● Activity
The entries below should be output exactly as written.

________________

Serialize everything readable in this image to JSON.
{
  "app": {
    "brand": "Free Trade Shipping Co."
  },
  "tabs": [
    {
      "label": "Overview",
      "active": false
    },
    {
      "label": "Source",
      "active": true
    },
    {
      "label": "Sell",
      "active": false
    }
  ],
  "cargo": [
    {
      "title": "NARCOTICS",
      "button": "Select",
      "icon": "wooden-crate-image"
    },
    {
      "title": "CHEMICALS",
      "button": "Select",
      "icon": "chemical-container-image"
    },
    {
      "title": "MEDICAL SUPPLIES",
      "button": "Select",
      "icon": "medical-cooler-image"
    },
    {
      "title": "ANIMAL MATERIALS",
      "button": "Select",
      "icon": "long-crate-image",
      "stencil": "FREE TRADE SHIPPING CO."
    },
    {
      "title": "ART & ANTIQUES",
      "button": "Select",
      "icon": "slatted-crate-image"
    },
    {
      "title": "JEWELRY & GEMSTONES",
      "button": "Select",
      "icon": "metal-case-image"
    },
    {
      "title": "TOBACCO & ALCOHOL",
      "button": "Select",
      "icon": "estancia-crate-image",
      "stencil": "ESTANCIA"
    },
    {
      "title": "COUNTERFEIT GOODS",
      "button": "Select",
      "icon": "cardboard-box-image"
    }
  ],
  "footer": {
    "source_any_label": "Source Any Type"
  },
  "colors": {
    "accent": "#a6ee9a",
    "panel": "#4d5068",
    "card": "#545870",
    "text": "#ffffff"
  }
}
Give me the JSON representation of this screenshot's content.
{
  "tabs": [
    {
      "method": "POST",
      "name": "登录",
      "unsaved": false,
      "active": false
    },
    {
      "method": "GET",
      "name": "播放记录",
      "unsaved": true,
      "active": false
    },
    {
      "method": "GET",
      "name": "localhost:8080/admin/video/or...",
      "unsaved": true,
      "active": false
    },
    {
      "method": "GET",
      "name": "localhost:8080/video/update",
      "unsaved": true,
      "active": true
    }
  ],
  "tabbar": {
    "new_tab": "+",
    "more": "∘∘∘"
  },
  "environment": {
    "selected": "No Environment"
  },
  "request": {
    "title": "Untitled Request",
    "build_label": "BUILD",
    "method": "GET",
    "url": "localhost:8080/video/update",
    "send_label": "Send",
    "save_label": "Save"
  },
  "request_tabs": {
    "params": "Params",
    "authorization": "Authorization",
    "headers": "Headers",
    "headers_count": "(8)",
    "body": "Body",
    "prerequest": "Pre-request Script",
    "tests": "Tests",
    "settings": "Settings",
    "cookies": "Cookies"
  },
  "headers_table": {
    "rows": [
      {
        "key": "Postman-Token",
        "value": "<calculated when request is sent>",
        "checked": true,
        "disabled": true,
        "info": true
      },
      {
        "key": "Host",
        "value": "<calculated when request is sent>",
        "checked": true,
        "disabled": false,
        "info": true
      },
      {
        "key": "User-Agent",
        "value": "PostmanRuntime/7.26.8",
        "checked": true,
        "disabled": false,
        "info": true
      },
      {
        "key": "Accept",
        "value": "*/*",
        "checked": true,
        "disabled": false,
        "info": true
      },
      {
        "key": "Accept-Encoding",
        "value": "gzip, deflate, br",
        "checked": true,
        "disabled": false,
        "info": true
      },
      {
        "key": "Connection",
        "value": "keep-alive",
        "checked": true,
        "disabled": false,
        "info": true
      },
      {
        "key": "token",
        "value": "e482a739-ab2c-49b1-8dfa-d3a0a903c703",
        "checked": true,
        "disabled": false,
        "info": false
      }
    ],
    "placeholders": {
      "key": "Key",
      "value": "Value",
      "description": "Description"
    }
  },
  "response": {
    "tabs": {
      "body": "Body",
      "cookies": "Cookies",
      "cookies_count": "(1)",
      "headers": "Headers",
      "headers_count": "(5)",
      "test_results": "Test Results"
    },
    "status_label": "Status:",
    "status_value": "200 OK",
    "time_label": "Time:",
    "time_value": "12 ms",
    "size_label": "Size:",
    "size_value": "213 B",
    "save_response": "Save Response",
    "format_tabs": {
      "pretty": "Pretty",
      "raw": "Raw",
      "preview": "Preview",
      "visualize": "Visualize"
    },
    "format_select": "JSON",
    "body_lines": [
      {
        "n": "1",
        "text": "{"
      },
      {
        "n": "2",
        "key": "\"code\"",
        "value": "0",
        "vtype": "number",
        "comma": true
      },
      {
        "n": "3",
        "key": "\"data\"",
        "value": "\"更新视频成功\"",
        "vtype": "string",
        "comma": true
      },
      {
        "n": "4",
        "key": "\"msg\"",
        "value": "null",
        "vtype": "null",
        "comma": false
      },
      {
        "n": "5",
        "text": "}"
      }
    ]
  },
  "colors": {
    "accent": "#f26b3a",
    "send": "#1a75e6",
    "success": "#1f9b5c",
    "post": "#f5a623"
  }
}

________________

● Answer to this task
Serialize everything readable in this image to JSON.
{
  "app": {
    "brand": "Free Trade Shipping Co."
  },
  "tabs": [
    {
      "label": "Overview",
      "active": false
    },
    {
      "label": "Source",
      "active": true
    },
    {
      "label": "Sell",
      "active": false
    }
  ],
  "cargo": [
    {
      "title": "NARCOTICS",
      "button": "Select",
      "icon": "wooden-crate-image"
    },
    {
      "title": "CHEMICALS",
      "button": "Select",
      "icon": "chemical-container-image"
    },
    {
      "title": "MEDICAL SUPPLIES",
      "button": "Select",
      "icon": "medical-cooler-image"
    },
    {
      "title": "ANIMAL MATERIALS",
      "button": "Select",
      "icon": "long-crate-image",
      "stencil": "FREE TRADE SHIPPING CO."
    },
    {
      "title": "ART & ANTIQUES",
      "button": "Select",
      "icon": "slatted-crate-image"
    },
    {
      "title": "JEWELRY & GEMSTONES",
      "button": "Select",
      "icon": "metal-case-image"
    },
    {
      "title": "TOBACCO & ALCOHOL",
      "button": "Select",
      "icon": "estancia-crate-image",
      "stencil": "ESTANCIA"
    },
    {
      "title": "COUNTERFEIT GOODS",
      "button": "Select",
      "icon": "cardboard-box-image"
    }
  ],
  "footer": {
    "source_any_label": "Source Any Type"
  },
  "colors": {
    "accent": "#a6ee9a",
    "panel": "#4d5068",
    "card": "#545870",
    "text": "#ffffff"
  }
}
Give me the JSON representation of this screenshot's content.
{
  "tabs": [
    {
      "method": "POST",
      "name": "登录",
      "unsaved": false,
      "active": false
    },
    {
      "method": "GET",
      "name": "播放记录",
      "unsaved": true,
      "active": false
    },
    {
      "method": "GET",
      "name": "localhost:8080/admin/video/or...",
      "unsaved": true,
      "active": false
    },
    {
      "method": "GET",
      "name": "localhost:8080/video/update",
      "unsaved": true,
      "active": true
    }
  ],
  "tabbar": {
    "new_tab": "+",
    "more": "∘∘∘"
  },
  "environment": {
    "selected": "No Environment"
  },
  "request": {
    "title": "Untitled Request",
    "build_label": "BUILD",
    "method": "GET",
    "url": "localhost:8080/video/update",
    "send_label": "Send",
    "save_label": "Save"
  },
  "request_tabs": {
    "params": "Params",
    "authorization": "Authorization",
    "headers": "Headers",
    "headers_count": "(8)",
    "body": "Body",
    "prerequest": "Pre-request Script",
    "tests": "Tests",
    "settings": "Settings",
    "cookies": "Cookies"
  },
  "headers_table": {
    "rows": [
      {
        "key": "Postman-Token",
        "value": "<calculated when request is sent>",
        "checked": true,
        "disabled": true,
        "info": true
      },
      {
        "key": "Host",
        "value": "<calculated when request is sent>",
        "checked": true,
        "disabled": false,
        "info": true
      },
      {
        "key": "User-Agent",
        "value": "PostmanRuntime/7.26.8",
        "checked": true,
        "disabled": false,
        "info": true
      },
      {
        "key": "Accept",
        "value": "*/*",
        "checked": true,
        "disabled": false,
        "info": true
      },
      {
        "key": "Accept-Encoding",
        "value": "gzip, deflate, br",
        "checked": true,
        "disabled": false,
        "info": true
      },
      {
        "key": "Connection",
        "value": "keep-alive",
        "checked": true,
        "disabled": false,
        "info": true
      },
      {
        "key": "token",
        "value": "e482a739-ab2c-49b1-8dfa-d3a0a903c703",
        "checked": true,
        "disabled": false,
        "info": false
      }
    ],
    "placeholders": {
      "key": "Key",
      "value": "Value",
      "description": "Description"
    }
  },
  "response": {
    "tabs": {
      "body": "Body",
      "cookies": "Cookies",
      "cookies_count": "(1)",
      "headers": "Headers",
      "headers_count": "(5)",
      "test_results": "Test Results"
    },
    "status_label": "Status:",
    "status_value": "200 OK",
    "time_label": "Time:",
    "time_value": "12 ms",
    "size_label": "Size:",
    "size_value": "213 B",
    "save_response": "Save Response",
    "format_tabs": {
      "pretty": "Pretty",
      "raw": "Raw",
      "preview": "Preview",
      "visualize": "Visualize"
    },
    "format_select": "JSON",
    "body_lines": [
      {
        "n": "1",
        "text": "{"
      },
      {
        "n": "2",
        "key": "\"code\"",
        "value": "0",
        "vtype": "number",
        "comma": true
      },
      {
        "n": "3",
        "key": "\"data\"",
        "value": "\"更新视频成功\"",
        "vtype": "string",
        "comma": true
      },
      {
        "n": "4",
        "key": "\"msg\"",
        "value": "null",
        "vtype": "null",
        "comma": false
      },
      {
        "n": "5",
        "text": "}"
      }
    ]
  },
  "colors": {
    "accent": "#f26b3a",
    "send": "#1a75e6",
    "success": "#1f9b5c",
    "post": "#f5a623"
  }
}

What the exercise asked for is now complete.